Scan the records that follow, and whenever a line has the word "Ohrid", copy it.

==== RECORDS PROVIDED ====

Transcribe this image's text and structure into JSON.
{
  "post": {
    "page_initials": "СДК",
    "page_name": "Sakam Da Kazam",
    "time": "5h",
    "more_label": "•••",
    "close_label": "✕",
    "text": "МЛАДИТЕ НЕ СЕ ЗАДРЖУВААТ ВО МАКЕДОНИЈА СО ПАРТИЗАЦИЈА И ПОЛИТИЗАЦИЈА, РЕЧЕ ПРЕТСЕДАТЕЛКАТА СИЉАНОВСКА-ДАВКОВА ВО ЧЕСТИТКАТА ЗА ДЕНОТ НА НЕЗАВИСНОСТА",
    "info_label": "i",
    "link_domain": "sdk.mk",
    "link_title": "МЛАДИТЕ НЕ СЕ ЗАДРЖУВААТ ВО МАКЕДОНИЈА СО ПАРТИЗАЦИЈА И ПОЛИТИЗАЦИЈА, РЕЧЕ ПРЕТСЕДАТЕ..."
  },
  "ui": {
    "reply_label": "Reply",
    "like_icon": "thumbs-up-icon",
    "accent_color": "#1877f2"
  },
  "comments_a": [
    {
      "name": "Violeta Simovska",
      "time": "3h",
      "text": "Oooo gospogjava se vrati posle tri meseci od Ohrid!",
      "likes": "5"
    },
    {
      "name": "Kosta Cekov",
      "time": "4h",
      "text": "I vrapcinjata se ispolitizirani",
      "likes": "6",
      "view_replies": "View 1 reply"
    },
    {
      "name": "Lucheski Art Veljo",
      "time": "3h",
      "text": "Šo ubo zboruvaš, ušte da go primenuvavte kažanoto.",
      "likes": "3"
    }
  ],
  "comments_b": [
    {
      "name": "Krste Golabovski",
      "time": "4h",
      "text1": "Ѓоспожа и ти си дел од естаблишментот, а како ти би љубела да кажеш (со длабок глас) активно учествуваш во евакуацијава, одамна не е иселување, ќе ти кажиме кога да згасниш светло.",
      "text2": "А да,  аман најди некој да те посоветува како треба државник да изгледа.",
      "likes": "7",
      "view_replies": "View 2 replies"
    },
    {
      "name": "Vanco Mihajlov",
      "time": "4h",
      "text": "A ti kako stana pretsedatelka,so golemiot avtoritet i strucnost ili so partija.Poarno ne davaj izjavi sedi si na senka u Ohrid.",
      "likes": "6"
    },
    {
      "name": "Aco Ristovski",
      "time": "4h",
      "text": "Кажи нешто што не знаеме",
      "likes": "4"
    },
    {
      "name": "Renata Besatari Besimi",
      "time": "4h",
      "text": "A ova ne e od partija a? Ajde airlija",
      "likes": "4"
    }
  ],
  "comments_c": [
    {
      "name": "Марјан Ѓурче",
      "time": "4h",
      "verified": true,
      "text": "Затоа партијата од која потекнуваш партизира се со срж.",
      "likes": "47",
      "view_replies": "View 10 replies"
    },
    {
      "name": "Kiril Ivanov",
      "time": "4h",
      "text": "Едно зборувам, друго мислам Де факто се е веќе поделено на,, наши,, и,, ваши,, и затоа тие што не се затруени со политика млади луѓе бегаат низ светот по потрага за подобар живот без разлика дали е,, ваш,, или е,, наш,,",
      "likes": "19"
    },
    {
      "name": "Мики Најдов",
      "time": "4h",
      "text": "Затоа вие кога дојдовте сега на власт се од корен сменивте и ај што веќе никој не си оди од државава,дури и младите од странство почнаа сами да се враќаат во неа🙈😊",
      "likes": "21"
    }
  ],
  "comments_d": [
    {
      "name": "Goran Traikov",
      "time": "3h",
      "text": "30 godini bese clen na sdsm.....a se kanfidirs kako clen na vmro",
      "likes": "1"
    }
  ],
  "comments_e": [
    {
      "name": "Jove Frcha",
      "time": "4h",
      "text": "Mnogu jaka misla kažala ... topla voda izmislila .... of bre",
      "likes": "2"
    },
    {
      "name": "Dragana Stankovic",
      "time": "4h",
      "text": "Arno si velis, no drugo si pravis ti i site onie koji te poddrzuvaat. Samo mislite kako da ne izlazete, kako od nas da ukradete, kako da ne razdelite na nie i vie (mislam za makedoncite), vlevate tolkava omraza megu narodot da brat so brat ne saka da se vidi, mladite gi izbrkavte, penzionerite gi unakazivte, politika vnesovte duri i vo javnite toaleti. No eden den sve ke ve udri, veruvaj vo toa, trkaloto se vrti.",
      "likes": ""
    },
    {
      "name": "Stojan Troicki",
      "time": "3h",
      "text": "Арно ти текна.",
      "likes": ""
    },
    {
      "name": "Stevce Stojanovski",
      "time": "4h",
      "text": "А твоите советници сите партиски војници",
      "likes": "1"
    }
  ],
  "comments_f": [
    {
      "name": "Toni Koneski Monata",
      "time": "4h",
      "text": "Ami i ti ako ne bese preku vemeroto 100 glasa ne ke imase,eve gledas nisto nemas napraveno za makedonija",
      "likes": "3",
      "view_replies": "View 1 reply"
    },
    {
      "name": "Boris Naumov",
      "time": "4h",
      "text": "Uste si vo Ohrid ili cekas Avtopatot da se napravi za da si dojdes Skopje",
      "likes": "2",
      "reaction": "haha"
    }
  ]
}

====

# RESPONSE BOX:
      "text": "Oooo gospogjava se vrati posle tri meseci od Ohrid!",
      "text": "A ti kako stana pretsedatelka,so golemiot avtoritet i strucnost ili so partija.Poarno ne davaj izjavi sedi si na senka u Ohrid.",
      "text": "Uste si vo Ohrid ili cekas Avtopatot da se napravi za da si dojdes Skopje",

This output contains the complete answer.